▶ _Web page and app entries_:

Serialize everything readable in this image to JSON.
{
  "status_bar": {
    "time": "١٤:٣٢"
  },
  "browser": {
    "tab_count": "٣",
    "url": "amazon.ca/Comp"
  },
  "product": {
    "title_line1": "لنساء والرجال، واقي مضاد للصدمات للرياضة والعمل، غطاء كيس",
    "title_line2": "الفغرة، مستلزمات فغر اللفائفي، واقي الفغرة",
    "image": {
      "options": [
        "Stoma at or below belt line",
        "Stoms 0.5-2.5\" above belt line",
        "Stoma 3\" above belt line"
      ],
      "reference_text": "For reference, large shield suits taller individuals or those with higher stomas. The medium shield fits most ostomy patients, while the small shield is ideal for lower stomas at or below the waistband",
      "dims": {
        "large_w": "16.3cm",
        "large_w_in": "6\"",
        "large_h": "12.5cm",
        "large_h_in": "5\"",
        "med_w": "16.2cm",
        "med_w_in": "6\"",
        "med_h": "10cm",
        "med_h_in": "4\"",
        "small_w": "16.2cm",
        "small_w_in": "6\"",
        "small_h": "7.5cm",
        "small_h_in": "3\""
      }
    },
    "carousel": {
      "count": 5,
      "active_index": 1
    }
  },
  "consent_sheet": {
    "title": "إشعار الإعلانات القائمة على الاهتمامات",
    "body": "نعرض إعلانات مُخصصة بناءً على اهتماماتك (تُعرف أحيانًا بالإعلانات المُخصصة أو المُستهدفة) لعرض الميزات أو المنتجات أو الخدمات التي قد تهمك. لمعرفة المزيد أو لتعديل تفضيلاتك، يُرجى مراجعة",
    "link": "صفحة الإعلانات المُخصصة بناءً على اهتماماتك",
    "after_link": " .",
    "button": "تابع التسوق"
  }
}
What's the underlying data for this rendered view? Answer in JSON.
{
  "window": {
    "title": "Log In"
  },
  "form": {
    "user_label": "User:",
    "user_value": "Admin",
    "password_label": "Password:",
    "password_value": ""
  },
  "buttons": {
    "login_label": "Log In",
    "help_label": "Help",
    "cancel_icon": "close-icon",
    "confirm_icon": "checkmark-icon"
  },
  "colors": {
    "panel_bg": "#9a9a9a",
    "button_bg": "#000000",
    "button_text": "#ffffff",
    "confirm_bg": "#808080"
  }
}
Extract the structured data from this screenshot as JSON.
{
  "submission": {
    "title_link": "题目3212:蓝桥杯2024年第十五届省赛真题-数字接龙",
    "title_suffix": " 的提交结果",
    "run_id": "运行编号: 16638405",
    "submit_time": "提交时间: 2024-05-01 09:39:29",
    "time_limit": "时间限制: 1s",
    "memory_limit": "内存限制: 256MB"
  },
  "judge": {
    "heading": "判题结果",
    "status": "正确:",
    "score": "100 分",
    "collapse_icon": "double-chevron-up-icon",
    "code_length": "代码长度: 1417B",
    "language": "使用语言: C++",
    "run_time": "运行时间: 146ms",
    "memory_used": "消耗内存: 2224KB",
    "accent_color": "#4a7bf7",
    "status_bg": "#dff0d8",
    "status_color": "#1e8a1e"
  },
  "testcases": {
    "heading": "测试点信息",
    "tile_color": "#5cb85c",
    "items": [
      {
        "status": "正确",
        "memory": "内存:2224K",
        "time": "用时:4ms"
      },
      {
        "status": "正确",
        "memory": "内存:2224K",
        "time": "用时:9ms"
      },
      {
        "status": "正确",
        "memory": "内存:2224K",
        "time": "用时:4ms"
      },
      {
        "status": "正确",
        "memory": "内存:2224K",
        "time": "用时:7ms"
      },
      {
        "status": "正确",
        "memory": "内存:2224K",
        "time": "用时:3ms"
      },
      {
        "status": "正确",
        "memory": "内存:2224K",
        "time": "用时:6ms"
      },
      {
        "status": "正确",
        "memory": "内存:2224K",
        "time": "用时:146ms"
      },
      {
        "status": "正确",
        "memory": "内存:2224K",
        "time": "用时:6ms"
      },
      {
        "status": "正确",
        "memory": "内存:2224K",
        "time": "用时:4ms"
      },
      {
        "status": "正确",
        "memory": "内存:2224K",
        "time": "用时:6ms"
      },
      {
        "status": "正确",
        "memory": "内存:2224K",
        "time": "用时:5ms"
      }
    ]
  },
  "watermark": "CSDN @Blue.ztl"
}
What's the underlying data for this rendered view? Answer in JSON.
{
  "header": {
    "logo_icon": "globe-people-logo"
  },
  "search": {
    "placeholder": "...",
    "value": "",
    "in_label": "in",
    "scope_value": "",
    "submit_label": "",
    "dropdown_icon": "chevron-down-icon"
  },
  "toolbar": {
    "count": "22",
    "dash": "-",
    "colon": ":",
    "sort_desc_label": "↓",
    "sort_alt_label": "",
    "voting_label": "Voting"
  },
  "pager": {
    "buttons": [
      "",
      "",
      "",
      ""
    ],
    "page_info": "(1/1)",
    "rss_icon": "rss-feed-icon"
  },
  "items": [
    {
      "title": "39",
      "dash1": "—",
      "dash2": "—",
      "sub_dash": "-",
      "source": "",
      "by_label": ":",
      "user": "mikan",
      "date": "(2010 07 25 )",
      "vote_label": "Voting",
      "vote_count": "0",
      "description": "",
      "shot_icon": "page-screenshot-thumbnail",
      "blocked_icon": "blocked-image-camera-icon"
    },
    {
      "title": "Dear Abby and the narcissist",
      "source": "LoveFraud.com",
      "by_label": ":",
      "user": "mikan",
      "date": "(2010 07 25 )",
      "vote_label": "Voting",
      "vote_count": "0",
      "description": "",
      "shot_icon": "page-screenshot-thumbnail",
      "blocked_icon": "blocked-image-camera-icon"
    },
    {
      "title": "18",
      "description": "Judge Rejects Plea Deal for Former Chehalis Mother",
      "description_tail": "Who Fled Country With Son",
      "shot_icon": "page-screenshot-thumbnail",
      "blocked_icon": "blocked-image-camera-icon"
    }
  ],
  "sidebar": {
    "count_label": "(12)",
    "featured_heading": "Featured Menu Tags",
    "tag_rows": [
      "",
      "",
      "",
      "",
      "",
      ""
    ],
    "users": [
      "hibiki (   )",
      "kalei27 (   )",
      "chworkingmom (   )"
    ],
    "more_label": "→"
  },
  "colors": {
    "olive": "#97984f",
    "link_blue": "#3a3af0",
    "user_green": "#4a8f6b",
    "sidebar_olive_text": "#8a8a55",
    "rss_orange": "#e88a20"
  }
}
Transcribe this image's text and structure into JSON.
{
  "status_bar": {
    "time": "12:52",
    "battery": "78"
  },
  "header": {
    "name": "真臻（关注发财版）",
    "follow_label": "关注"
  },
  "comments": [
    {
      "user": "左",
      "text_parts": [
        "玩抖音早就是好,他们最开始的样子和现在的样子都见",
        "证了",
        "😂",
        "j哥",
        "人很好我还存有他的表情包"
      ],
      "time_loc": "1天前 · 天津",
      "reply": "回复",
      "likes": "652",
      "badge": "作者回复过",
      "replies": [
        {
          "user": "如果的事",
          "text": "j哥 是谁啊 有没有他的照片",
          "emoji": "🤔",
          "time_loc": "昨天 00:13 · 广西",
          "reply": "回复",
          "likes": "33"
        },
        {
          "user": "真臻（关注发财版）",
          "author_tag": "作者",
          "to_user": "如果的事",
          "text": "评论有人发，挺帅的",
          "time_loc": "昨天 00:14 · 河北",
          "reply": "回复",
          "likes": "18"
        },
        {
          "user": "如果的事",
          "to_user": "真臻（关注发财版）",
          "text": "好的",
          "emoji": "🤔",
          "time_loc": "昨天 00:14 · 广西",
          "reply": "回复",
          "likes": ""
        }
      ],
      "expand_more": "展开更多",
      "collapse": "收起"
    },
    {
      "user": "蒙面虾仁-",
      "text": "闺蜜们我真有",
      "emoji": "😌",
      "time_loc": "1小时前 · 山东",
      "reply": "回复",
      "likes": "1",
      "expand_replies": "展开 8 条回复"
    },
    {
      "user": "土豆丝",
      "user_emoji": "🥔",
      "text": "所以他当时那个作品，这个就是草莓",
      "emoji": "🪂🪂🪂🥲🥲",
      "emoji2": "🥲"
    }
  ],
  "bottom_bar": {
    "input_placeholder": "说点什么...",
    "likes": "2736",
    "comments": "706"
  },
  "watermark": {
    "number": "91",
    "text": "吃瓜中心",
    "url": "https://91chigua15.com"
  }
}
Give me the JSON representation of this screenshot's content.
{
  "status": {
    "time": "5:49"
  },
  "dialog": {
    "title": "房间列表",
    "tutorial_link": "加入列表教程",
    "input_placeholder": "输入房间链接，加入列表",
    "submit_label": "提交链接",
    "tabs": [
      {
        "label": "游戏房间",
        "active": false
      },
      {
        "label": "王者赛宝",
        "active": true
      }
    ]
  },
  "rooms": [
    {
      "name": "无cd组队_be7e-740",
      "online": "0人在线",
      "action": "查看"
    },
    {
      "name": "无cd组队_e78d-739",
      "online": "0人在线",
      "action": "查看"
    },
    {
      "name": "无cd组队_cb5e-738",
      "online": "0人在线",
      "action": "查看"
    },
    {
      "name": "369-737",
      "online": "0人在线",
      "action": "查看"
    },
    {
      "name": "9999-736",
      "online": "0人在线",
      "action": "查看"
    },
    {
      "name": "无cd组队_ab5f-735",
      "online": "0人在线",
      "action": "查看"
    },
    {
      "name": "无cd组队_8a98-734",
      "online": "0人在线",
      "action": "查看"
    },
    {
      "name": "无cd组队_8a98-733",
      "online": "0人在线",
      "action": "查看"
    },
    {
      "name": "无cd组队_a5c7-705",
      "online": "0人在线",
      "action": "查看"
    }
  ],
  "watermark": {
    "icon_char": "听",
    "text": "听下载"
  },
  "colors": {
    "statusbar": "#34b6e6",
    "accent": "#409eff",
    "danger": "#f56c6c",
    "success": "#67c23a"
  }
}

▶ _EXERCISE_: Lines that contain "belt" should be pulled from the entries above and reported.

▶ _OUTPUT BELOW_:
        "Stoma at or below belt line",
        "Stoms 0.5-2.5\" above belt line",
        "Stoma 3\" above belt line"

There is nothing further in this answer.